The financial transaction tax proposed by 11 EU countries could face collapse after EU lawyers warned it could be illegal.
The FT reports EU ministers have received legal advice that the tax “infringes” EU treaties and is “discriminatory” to non-participating states.
Germany, France and Italy have led the charge to introduce a tax on all financial transactions in their countries, similar to the UK’s stamp duty but more expansive.
The EU Council legal service’s rejected the tax’s “residence principle” which would tax groups according to where they are based rather than where the trade takes place.
It says such a move would infringe with the taxing competencies of member states.
UK banks and financial services firms have lobbied hard against the change, arguing it would hit UK jobs and increase prices on consumer products.
The 11 nations have been determined to press ahead but have faced a legal challenge from the UK and already been forced to water down proposals.

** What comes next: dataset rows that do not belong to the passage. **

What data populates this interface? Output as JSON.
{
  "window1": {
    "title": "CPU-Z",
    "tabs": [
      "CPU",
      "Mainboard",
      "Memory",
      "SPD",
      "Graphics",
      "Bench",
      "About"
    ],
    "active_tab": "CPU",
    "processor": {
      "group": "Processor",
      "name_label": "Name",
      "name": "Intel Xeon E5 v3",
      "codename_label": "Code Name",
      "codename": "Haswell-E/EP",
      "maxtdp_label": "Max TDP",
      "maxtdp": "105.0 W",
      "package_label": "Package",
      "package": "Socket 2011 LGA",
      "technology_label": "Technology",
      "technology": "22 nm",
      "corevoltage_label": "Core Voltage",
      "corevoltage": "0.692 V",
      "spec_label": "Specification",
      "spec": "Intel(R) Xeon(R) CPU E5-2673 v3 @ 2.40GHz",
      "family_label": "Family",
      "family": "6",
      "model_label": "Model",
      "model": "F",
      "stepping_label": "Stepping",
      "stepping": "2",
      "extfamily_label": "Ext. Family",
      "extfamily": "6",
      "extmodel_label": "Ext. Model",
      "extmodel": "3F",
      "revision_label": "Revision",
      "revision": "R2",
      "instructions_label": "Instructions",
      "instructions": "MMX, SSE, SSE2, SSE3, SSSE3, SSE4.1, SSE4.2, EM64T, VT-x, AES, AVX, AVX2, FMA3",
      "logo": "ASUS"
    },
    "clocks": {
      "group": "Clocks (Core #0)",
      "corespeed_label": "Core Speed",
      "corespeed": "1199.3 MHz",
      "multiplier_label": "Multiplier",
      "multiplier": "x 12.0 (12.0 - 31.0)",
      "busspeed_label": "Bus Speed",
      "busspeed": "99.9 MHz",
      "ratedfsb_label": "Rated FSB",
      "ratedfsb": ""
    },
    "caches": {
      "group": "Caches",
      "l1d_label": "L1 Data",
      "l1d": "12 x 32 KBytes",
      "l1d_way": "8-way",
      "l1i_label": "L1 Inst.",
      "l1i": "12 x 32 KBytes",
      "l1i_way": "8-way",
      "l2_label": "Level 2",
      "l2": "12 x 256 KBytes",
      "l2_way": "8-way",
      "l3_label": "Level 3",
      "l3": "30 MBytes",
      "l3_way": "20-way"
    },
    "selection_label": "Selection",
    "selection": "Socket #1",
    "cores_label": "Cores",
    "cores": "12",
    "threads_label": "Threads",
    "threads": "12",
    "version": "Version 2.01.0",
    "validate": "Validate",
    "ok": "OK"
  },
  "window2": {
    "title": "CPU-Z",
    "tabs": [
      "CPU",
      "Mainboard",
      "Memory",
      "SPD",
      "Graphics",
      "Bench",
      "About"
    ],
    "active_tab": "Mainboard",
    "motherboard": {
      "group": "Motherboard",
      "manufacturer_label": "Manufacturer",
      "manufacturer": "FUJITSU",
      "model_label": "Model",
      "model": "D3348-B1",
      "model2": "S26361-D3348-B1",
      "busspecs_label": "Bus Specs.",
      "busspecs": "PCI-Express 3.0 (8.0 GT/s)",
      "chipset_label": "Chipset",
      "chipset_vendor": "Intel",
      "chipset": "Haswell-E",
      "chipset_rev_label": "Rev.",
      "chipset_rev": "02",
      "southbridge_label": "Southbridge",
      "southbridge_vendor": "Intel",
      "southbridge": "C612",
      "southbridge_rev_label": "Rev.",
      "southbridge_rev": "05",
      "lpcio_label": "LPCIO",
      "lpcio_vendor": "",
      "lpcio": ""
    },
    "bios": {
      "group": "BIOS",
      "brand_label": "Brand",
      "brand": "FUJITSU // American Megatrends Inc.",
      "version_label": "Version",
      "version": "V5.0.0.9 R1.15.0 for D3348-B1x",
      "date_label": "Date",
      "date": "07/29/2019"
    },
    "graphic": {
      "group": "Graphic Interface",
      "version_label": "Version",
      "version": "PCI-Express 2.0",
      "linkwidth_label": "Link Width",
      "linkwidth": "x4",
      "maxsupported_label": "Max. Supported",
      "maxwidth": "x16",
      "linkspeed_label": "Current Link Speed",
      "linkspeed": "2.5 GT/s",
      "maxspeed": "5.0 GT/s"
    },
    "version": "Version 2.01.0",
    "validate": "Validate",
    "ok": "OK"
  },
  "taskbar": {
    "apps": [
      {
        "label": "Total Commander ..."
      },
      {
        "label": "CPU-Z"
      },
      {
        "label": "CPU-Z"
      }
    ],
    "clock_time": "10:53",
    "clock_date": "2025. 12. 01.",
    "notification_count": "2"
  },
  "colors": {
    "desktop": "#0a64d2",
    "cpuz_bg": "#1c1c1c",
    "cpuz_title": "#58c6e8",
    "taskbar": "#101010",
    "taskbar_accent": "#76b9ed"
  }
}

The EU Council legal service’s assessment concerns the application of the tax to groups outside the bloc, which it says would conflict with the taxing competencies of member states.